April 25, 2013Vol. 43, Issue 2

Accountability: Federal College Scorecard Gives CSU, Chico High Marks

The accountability movement in higher education has been with us for a long time. In brief, it compels colleges and universities to be answerable to those who have a stake in their performance. The federal government is involved because of federal funds for financial aid, research, and special initiatives such as supporting STEM programs and encouraging college opportunities for underrepresented populations in our country. Accreditation agencies are engaged because the feds count on them to ensure the integrity and performance of the institutions in their regions. Parents, of course, seek assurance that the colleges and universities which their children attend provide affordable value, that is, bang for their bucks. And, at the most fundamental level, we are most answerable to the learning and success of our students. And we should never lose sight of that.

For state institutions, of course, accountability also centers on the public sources of funding to support their operations. This primarily means their state allocations, which, for most of their existence, have accounted for the bulk of their funding. For the CSU, for example, support from the California General Fund provided 81 percent of our budget revenues 10 years ago. It is now 51 percent, as the state has steadily retreated from its commitment to higher education and student fees have risen dramatically to fill most of the gap. There is an old saying that California is just like the rest of the nation—only more so. The sad truth of the matter, though, is that the rest of the nation has already gone where we are headed with even steeper declines in state support for public colleges and universities. We are rapidly catching up with this trend, just not ahead of the curve, yet.

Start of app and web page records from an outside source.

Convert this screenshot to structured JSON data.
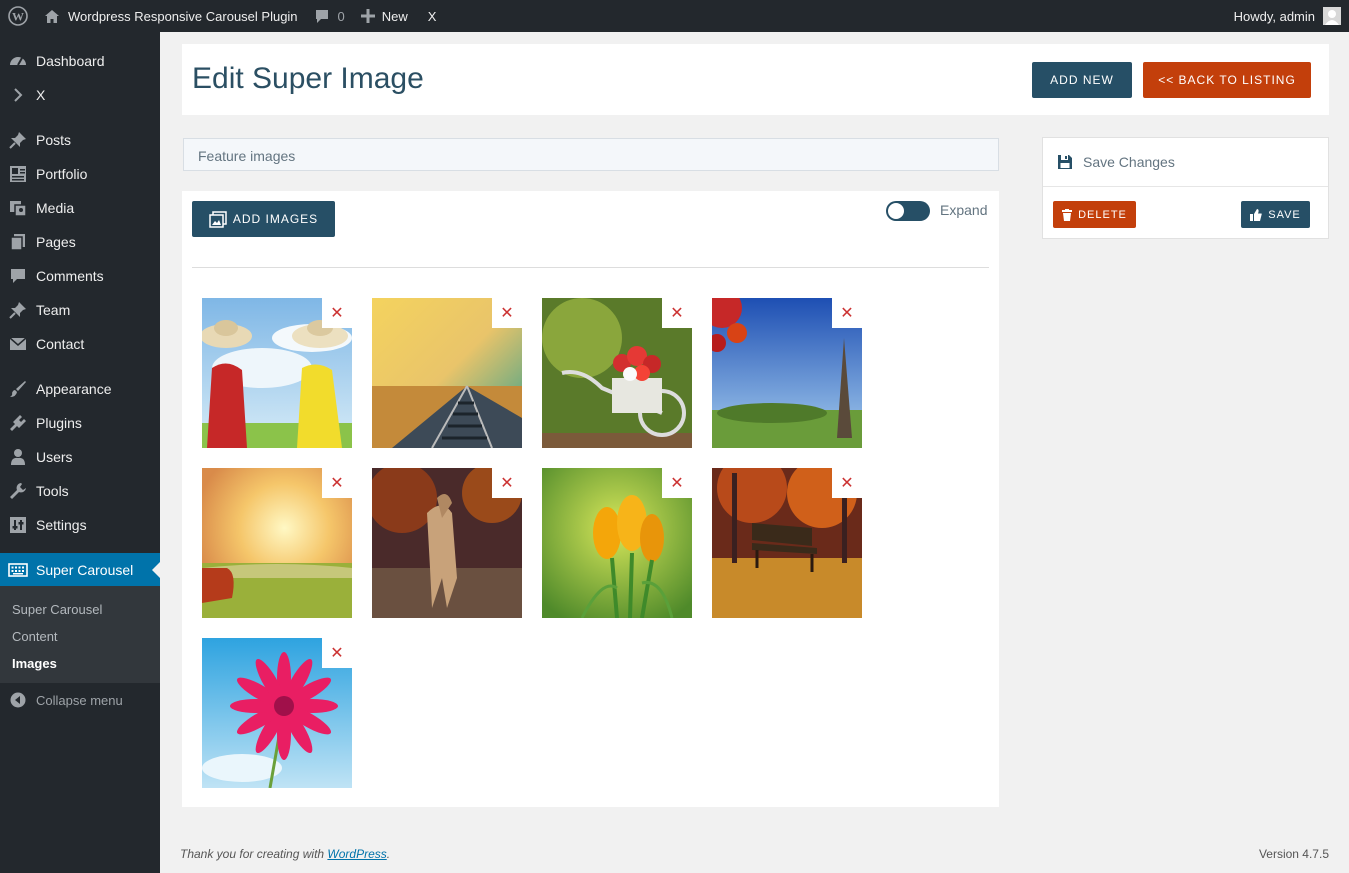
{
  "adminbar": {
    "site_name": "Wordpress Responsive Carousel Plugin",
    "comments_count": "0",
    "new_label": "New",
    "x_label": "X",
    "howdy": "Howdy, admin"
  },
  "sidebar": {
    "items": [
      {
        "label": "Dashboard",
        "icon": "dashboard-icon"
      },
      {
        "label": "X",
        "icon": "chevron-right-icon"
      },
      {
        "label": "Posts",
        "icon": "pin-icon"
      },
      {
        "label": "Portfolio",
        "icon": "portfolio-icon"
      },
      {
        "label": "Media",
        "icon": "media-icon"
      },
      {
        "label": "Pages",
        "icon": "pages-icon"
      },
      {
        "label": "Comments",
        "icon": "comment-icon"
      },
      {
        "label": "Team",
        "icon": "pin-icon"
      },
      {
        "label": "Contact",
        "icon": "mail-icon"
      },
      {
        "label": "Appearance",
        "icon": "brush-icon"
      },
      {
        "label": "Plugins",
        "icon": "plugin-icon"
      },
      {
        "label": "Users",
        "icon": "user-icon"
      },
      {
        "label": "Tools",
        "icon": "wrench-icon"
      },
      {
        "label": "Settings",
        "icon": "settings-icon"
      },
      {
        "label": "Super Carousel",
        "icon": "keyboard-icon"
      }
    ],
    "submenu": [
      "Super Carousel",
      "Content",
      "Images"
    ],
    "collapse": "Collapse menu"
  },
  "header": {
    "title": "Edit Super Image",
    "add_new": "ADD NEW",
    "back": "<< BACK TO LISTING"
  },
  "feature_bar": "Feature images",
  "main": {
    "add_images": "ADD IMAGES",
    "expand_label": "Expand",
    "remove_glyph": "✕",
    "images": [
      "women-hats",
      "railway-sunset",
      "bicycle-flowers",
      "eiffel-autumn",
      "sunset-field",
      "horse-autumn",
      "yellow-crocus",
      "park-bench-autumn",
      "pink-gerbera"
    ]
  },
  "side": {
    "title": "Save Changes",
    "delete": "DELETE",
    "save": "SAVE"
  },
  "footer": {
    "thanks_prefix": "Thank you for creating with ",
    "thanks_link": "WordPress",
    "thanks_suffix": ".",
    "version": "Version 4.7.5"
  },
  "colors": {
    "accent": "#264f66",
    "orange": "#c33f0b",
    "menu_current": "#0073aa"
  }
}
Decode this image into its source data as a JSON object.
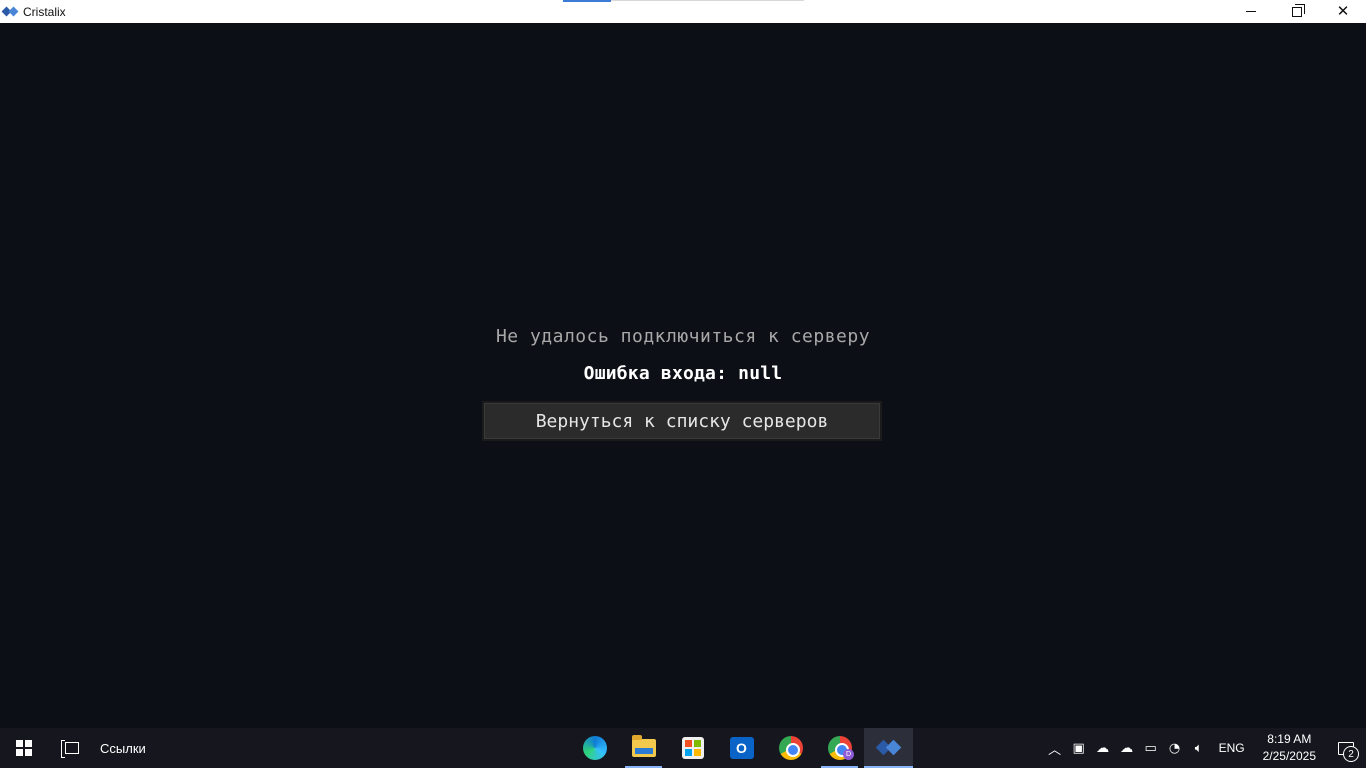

Accountability has risen to a fever pitch in legislatures across the nation. And California is certainly not lagging in this regard. The docket of new bills being introduced this year in Sacramento abounds with measures designed to “manage” our campuses. Everything from faculty workloads to student course loads, from curriculum design to teaching methods, from employee compensation to fee levels has drawn the attention of legislators. In fact, there is a certain fury about these bills as both the Democrats and Republicans are vying to be the most responsible watchdog regarding higher education. Further, the governor’s proposed budget contains sharp caveats for the funding that is being proposed for the CSU. In particular, these would freeze tuition fees for several years and establish specific graduation rates and degree-completion targets for our institutions to achieve. Failure to do so will result in funding reductions.

So in what shape are we to deal with these challenges? One of the principal contexts in answering this question is our accreditation standing with WASC. Five years ago, when we were last up for reaccreditation, we passed that test with flying colors. We were the first campus in the CSU to receive a full 10-year reaccreditation judgment under WASC’s new standards. Hard to believe, we are already starting to prepare for WASC’s return in 2018.

Our performance record in matters that attract both federal and state interest was just given another boost. This is the College Scorecard, a project of the National College Affordability and Transparency Center, which President Obama established in order to provide key information on college affordability and value.

The Scorecard focuses on five indicators of institutional performance:

  • Cost: defined as the average net price for undergraduates at their institution for academic year 2010–2011. For public institutions, this means in-state student tuition and fees.

  • Graduation rate: measured for first-time, full-degree- or certificate-seeking undergraduate students who began their studies in 2005. In other words, the six-year graduation rate.

  • Loan default rate: this refers to an institution’s borrowers who defaulted on certain federal student loans within three years of receiving those loans.

  • Median borrowing: defined as the median amount of federal student loans borrowed for a student’s undergraduate study. This is a measure of indebtedness.

  • Employment: a category more implied than precise, but one measure is the starting and mid-career median salaries of an institution’s graduates

The best score in each category would be low cost, high graduation rate, low loan default rate, low median borrowing, and high starting and median salaries indicating the employability of an institution’s graduates.

So, how did we do? Our average undergraduate tuition and fees of $11,276 placed us in the low category for costs; our 60 percent graduate rate placed us in the high level for six-year graduation rates; in terms of both loan default rates (5.8%) and federal loan borrowing ($163 a month), our students were in the low levels; and, regarding starting ($45,900) and mid-career ($82,500) median salaries, our alumni ranked in the top third of the CSU and in the top 15 percent nationally among all public universities. In other words, we excel in the area of alumni employment, and received the best score possible in the four defined categories in the College Scorecard. Perhaps even more impressively, we are the only CSU or UC institution to have done so.

The College Scorecard is not without its shortcomings. For example, it does not measure student learning or the environment to support student learning. At best, student learning is implied through the job prospects of graduates and the earning power of alumni. But even then, preparing students for high-paying jobs is hardly the only purpose of our nation’s colleges and universities. We are so much more than pre-professional institutes.

Nevertheless, especially with California’s governor and legislature demanding that the CSU and UC increase access, contain costs, improve graduation rates, and demonstrate positive consequences of our students’ time with us, we have a pretty good story to tell. In fact, whether it is WASC, or the College Scorecard, or the President’s Honor Role for Community Service, or our veteran-friendly designations, or so many other testimonials to what we are accomplishing for our students and our region, no public institution in California has a better one.

Paul J. Zingg